(ASSIGNED TASK):
Reproduce exactly the run of lines that begins with the one containing "What's the underlying" and ends with the last line of the records, omitting pictures.

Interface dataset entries
══════
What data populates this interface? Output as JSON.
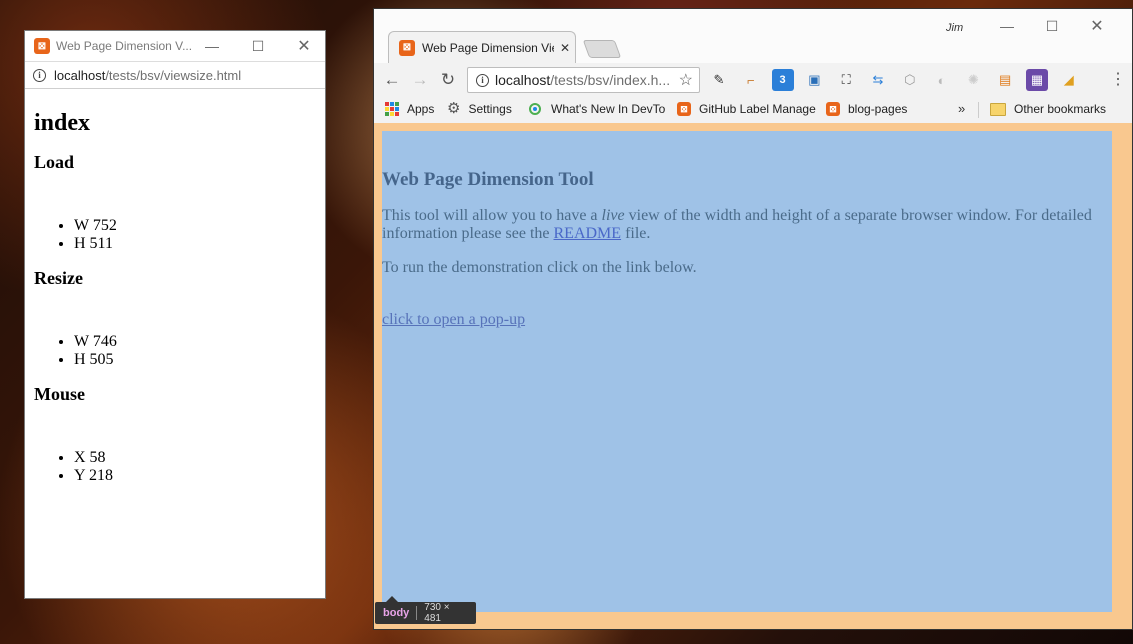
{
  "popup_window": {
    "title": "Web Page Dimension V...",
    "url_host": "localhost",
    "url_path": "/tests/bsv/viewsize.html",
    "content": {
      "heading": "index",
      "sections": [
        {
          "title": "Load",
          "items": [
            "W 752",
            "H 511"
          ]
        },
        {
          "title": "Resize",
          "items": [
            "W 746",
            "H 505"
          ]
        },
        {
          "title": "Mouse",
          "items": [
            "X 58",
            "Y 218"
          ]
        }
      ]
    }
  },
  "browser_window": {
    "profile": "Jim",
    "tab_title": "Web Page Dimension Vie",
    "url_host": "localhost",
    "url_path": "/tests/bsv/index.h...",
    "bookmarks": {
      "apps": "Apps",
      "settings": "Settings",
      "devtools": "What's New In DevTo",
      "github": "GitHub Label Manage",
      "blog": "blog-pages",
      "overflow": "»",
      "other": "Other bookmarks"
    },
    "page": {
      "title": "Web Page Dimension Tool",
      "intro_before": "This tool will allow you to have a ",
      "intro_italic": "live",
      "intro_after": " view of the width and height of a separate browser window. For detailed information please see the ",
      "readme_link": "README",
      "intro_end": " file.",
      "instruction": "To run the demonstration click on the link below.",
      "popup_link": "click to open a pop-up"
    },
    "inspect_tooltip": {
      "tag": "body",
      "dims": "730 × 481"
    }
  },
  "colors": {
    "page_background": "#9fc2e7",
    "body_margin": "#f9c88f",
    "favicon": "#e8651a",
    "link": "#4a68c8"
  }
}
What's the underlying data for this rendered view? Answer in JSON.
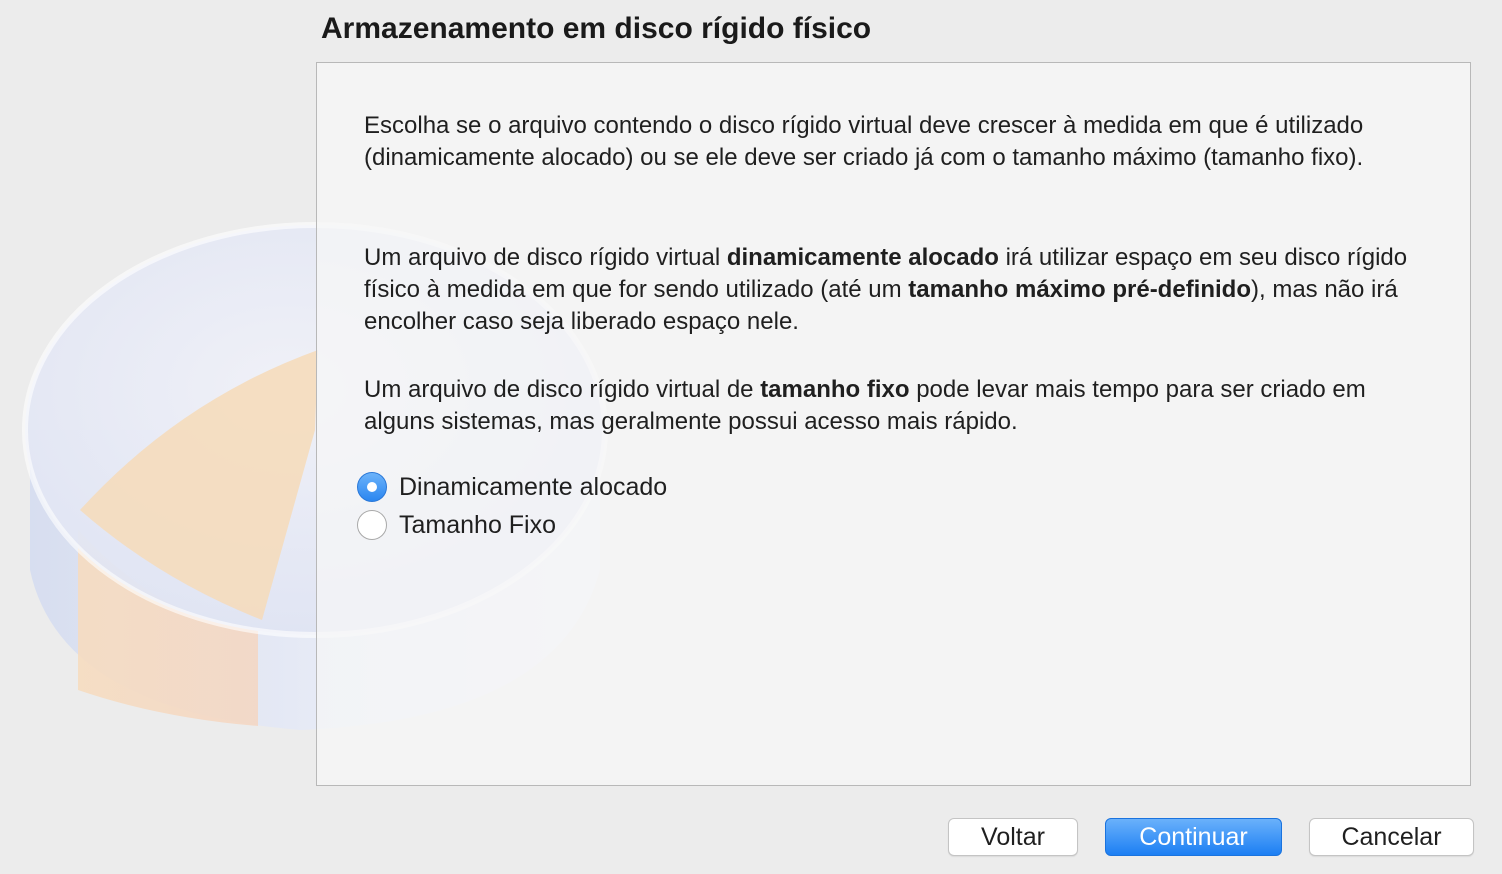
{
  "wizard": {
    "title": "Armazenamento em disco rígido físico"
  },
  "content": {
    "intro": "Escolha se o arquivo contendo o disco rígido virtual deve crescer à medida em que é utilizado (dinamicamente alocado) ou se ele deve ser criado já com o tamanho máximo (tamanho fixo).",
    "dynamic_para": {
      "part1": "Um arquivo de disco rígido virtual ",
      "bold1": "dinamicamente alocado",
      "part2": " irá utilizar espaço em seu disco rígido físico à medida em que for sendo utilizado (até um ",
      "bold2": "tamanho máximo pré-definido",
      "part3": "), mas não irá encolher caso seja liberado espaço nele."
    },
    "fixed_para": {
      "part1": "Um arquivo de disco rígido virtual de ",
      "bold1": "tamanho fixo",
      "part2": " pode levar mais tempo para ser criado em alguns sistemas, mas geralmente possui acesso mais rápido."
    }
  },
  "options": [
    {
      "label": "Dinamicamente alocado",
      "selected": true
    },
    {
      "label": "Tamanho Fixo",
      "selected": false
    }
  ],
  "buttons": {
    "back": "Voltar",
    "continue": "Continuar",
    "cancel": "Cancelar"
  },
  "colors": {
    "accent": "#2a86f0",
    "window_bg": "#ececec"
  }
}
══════
(SOLVED EXERCISE):
What's the underlying data for this rendered view? Answer in JSON.
{
  "wizard": {
    "title": "Armazenamento em disco rígido físico"
  },
  "content": {
    "intro": "Escolha se o arquivo contendo o disco rígido virtual deve crescer à medida em que é utilizado (dinamicamente alocado) ou se ele deve ser criado já com o tamanho máximo (tamanho fixo).",
    "dynamic_para": {
      "part1": "Um arquivo de disco rígido virtual ",
      "bold1": "dinamicamente alocado",
      "part2": " irá utilizar espaço em seu disco rígido físico à medida em que for sendo utilizado (até um ",
      "bold2": "tamanho máximo pré-definido",
      "part3": "), mas não irá encolher caso seja liberado espaço nele."
    },
    "fixed_para": {
      "part1": "Um arquivo de disco rígido virtual de ",
      "bold1": "tamanho fixo",
      "part2": " pode levar mais tempo para ser criado em alguns sistemas, mas geralmente possui acesso mais rápido."
    }
  },
  "options": [
    {
      "label": "Dinamicamente alocado",
      "selected": true
    },
    {
      "label": "Tamanho Fixo",
      "selected": false
    }
  ],
  "buttons": {
    "back": "Voltar",
    "continue": "Continuar",
    "cancel": "Cancelar"
  },
  "colors": {
    "accent": "#2a86f0",
    "window_bg": "#ececec"
  }
}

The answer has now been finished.